Input section start

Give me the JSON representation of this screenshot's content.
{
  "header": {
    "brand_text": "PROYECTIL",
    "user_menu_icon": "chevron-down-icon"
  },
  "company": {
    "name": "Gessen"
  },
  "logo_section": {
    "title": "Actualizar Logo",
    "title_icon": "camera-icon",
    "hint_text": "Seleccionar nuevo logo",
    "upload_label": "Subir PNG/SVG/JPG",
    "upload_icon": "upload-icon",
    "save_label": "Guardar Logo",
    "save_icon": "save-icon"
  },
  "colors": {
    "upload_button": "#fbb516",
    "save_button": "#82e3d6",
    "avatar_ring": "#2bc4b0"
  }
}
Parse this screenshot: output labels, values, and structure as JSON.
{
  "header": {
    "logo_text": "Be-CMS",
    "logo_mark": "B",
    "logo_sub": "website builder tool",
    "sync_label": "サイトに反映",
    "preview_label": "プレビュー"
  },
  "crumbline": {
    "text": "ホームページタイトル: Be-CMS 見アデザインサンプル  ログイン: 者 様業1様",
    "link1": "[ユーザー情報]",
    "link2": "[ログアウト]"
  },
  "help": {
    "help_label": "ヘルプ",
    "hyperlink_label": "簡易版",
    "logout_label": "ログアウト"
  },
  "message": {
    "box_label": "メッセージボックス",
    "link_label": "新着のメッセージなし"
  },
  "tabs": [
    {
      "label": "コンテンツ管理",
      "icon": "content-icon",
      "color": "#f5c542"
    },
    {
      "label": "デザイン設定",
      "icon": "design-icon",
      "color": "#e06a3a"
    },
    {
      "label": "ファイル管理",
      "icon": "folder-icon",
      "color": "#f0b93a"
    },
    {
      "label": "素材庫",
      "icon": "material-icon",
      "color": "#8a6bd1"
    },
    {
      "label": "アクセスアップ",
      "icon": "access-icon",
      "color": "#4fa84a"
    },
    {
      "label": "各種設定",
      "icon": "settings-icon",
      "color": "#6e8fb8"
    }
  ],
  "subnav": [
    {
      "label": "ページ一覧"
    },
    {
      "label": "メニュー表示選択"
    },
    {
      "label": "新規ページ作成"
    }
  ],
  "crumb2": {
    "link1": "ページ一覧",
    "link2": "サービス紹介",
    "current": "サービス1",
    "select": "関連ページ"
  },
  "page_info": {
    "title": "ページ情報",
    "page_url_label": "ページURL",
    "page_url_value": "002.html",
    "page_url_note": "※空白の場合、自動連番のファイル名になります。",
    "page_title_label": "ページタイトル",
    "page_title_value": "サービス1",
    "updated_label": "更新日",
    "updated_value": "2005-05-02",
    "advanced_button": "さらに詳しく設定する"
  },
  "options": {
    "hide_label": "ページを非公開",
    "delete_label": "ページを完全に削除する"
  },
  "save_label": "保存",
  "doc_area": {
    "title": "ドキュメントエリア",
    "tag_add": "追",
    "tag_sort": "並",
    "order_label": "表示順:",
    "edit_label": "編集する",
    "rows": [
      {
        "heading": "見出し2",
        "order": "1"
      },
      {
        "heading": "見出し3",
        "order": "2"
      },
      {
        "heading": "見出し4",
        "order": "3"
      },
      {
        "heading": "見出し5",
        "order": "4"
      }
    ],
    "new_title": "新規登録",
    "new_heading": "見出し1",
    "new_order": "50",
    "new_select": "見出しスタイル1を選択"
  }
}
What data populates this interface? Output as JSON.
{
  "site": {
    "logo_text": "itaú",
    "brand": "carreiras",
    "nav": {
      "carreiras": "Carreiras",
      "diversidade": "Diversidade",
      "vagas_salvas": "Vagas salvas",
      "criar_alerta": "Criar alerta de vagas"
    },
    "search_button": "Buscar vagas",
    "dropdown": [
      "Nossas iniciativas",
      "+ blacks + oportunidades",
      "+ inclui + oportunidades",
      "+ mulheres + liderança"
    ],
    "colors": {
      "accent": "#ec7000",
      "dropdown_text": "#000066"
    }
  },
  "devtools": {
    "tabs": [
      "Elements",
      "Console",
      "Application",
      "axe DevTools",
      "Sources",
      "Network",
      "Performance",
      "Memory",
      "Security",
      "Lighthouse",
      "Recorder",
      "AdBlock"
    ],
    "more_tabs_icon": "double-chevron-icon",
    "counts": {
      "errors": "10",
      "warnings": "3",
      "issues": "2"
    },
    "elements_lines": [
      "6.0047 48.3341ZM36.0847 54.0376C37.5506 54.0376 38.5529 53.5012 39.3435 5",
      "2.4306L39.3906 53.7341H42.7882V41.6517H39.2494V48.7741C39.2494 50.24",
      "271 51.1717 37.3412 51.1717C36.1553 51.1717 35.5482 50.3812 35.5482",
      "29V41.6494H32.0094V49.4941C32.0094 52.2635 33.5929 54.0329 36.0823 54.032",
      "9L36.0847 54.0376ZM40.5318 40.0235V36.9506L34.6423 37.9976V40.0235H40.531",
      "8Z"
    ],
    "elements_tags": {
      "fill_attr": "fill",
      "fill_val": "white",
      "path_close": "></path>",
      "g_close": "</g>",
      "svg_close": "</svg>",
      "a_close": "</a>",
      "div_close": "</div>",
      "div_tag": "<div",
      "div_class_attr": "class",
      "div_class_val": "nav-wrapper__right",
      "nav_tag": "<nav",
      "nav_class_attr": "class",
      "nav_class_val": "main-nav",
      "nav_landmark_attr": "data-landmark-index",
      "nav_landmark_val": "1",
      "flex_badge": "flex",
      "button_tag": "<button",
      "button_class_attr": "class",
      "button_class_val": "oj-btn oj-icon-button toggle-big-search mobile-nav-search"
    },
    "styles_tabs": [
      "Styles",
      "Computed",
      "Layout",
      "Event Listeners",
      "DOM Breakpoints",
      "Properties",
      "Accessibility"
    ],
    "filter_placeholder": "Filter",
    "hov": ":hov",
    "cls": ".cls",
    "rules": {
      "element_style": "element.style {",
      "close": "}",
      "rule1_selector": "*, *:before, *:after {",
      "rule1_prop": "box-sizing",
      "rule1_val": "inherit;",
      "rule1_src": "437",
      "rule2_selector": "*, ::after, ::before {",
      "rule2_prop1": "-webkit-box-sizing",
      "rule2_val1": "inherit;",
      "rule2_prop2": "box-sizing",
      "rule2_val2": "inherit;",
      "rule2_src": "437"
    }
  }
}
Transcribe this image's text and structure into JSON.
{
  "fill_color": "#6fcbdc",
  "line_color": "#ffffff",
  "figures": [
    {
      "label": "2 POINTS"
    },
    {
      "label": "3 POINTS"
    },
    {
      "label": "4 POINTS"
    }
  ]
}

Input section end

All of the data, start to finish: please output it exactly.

*The answer*.
Give me the JSON representation of this screenshot's content.
{
  "header": {
    "brand_text": "PROYECTIL",
    "user_menu_icon": "chevron-down-icon"
  },
  "company": {
    "name": "Gessen"
  },
  "logo_section": {
    "title": "Actualizar Logo",
    "title_icon": "camera-icon",
    "hint_text": "Seleccionar nuevo logo",
    "upload_label": "Subir PNG/SVG/JPG",
    "upload_icon": "upload-icon",
    "save_label": "Guardar Logo",
    "save_icon": "save-icon"
  },
  "colors": {
    "upload_button": "#fbb516",
    "save_button": "#82e3d6",
    "avatar_ring": "#2bc4b0"
  }
}
Parse this screenshot: output labels, values, and structure as JSON.
{
  "header": {
    "logo_text": "Be-CMS",
    "logo_mark": "B",
    "logo_sub": "website builder tool",
    "sync_label": "サイトに反映",
    "preview_label": "プレビュー"
  },
  "crumbline": {
    "text": "ホームページタイトル: Be-CMS 見アデザインサンプル  ログイン: 者 様業1様",
    "link1": "[ユーザー情報]",
    "link2": "[ログアウト]"
  },
  "help": {
    "help_label": "ヘルプ",
    "hyperlink_label": "簡易版",
    "logout_label": "ログアウト"
  },
  "message": {
    "box_label": "メッセージボックス",
    "link_label": "新着のメッセージなし"
  },
  "tabs": [
    {
      "label": "コンテンツ管理",
      "icon": "content-icon",
      "color": "#f5c542"
    },
    {
      "label": "デザイン設定",
      "icon": "design-icon",
      "color": "#e06a3a"
    },
    {
      "label": "ファイル管理",
      "icon": "folder-icon",
      "color": "#f0b93a"
    },
    {
      "label": "素材庫",
      "icon": "material-icon",
      "color": "#8a6bd1"
    },
    {
      "label": "アクセスアップ",
      "icon": "access-icon",
      "color": "#4fa84a"
    },
    {
      "label": "各種設定",
      "icon": "settings-icon",
      "color": "#6e8fb8"
    }
  ],
  "subnav": [
    {
      "label": "ページ一覧"
    },
    {
      "label": "メニュー表示選択"
    },
    {
      "label": "新規ページ作成"
    }
  ],
  "crumb2": {
    "link1": "ページ一覧",
    "link2": "サービス紹介",
    "current": "サービス1",
    "select": "関連ページ"
  },
  "page_info": {
    "title": "ページ情報",
    "page_url_label": "ページURL",
    "page_url_value": "002.html",
    "page_url_note": "※空白の場合、自動連番のファイル名になります。",
    "page_title_label": "ページタイトル",
    "page_title_value": "サービス1",
    "updated_label": "更新日",
    "updated_value": "2005-05-02",
    "advanced_button": "さらに詳しく設定する"
  },
  "options": {
    "hide_label": "ページを非公開",
    "delete_label": "ページを完全に削除する"
  },
  "save_label": "保存",
  "doc_area": {
    "title": "ドキュメントエリア",
    "tag_add": "追",
    "tag_sort": "並",
    "order_label": "表示順:",
    "edit_label": "編集する",
    "rows": [
      {
        "heading": "見出し2",
        "order": "1"
      },
      {
        "heading": "見出し3",
        "order": "2"
      },
      {
        "heading": "見出し4",
        "order": "3"
      },
      {
        "heading": "見出し5",
        "order": "4"
      }
    ],
    "new_title": "新規登録",
    "new_heading": "見出し1",
    "new_order": "50",
    "new_select": "見出しスタイル1を選択"
  }
}
What data populates this interface? Output as JSON.
{
  "site": {
    "logo_text": "itaú",
    "brand": "carreiras",
    "nav": {
      "carreiras": "Carreiras",
      "diversidade": "Diversidade",
      "vagas_salvas": "Vagas salvas",
      "criar_alerta": "Criar alerta de vagas"
    },
    "search_button": "Buscar vagas",
    "dropdown": [
      "Nossas iniciativas",
      "+ blacks + oportunidades",
      "+ inclui + oportunidades",
      "+ mulheres + liderança"
    ],
    "colors": {
      "accent": "#ec7000",
      "dropdown_text": "#000066"
    }
  },
  "devtools": {
    "tabs": [
      "Elements",
      "Console",
      "Application",
      "axe DevTools",
      "Sources",
      "Network",
      "Performance",
      "Memory",
      "Security",
      "Lighthouse",
      "Recorder",
      "AdBlock"
    ],
    "more_tabs_icon": "double-chevron-icon",
    "counts": {
      "errors": "10",
      "warnings": "3",
      "issues": "2"
    },
    "elements_lines": [
      "6.0047 48.3341ZM36.0847 54.0376C37.5506 54.0376 38.5529 53.5012 39.3435 5",
      "2.4306L39.3906 53.7341H42.7882V41.6517H39.2494V48.7741C39.2494 50.24",
      "271 51.1717 37.3412 51.1717C36.1553 51.1717 35.5482 50.3812 35.5482",
      "29V41.6494H32.0094V49.4941C32.0094 52.2635 33.5929 54.0329 36.0823 54.032",
      "9L36.0847 54.0376ZM40.5318 40.0235V36.9506L34.6423 37.9976V40.0235H40.531",
      "8Z"
    ],
    "elements_tags": {
      "fill_attr": "fill",
      "fill_val": "white",
      "path_close": "></path>",
      "g_close": "</g>",
      "svg_close": "</svg>",
      "a_close": "</a>",
      "div_close": "</div>",
      "div_tag": "<div",
      "div_class_attr": "class",
      "div_class_val": "nav-wrapper__right",
      "nav_tag": "<nav",
      "nav_class_attr": "class",
      "nav_class_val": "main-nav",
      "nav_landmark_attr": "data-landmark-index",
      "nav_landmark_val": "1",
      "flex_badge": "flex",
      "button_tag": "<button",
      "button_class_attr": "class",
      "button_class_val": "oj-btn oj-icon-button toggle-big-search mobile-nav-search"
    },
    "styles_tabs": [
      "Styles",
      "Computed",
      "Layout",
      "Event Listeners",
      "DOM Breakpoints",
      "Properties",
      "Accessibility"
    ],
    "filter_placeholder": "Filter",
    "hov": ":hov",
    "cls": ".cls",
    "rules": {
      "element_style": "element.style {",
      "close": "}",
      "rule1_selector": "*, *:before, *:after {",
      "rule1_prop": "box-sizing",
      "rule1_val": "inherit;",
      "rule1_src": "437",
      "rule2_selector": "*, ::after, ::before {",
      "rule2_prop1": "-webkit-box-sizing",
      "rule2_val1": "inherit;",
      "rule2_prop2": "box-sizing",
      "rule2_val2": "inherit;",
      "rule2_src": "437"
    }
  }
}
Transcribe this image's text and structure into JSON.
{
  "fill_color": "#6fcbdc",
  "line_color": "#ffffff",
  "figures": [
    {
      "label": "2 POINTS"
    },
    {
      "label": "3 POINTS"
    },
    {
      "label": "4 POINTS"
    }
  ]
}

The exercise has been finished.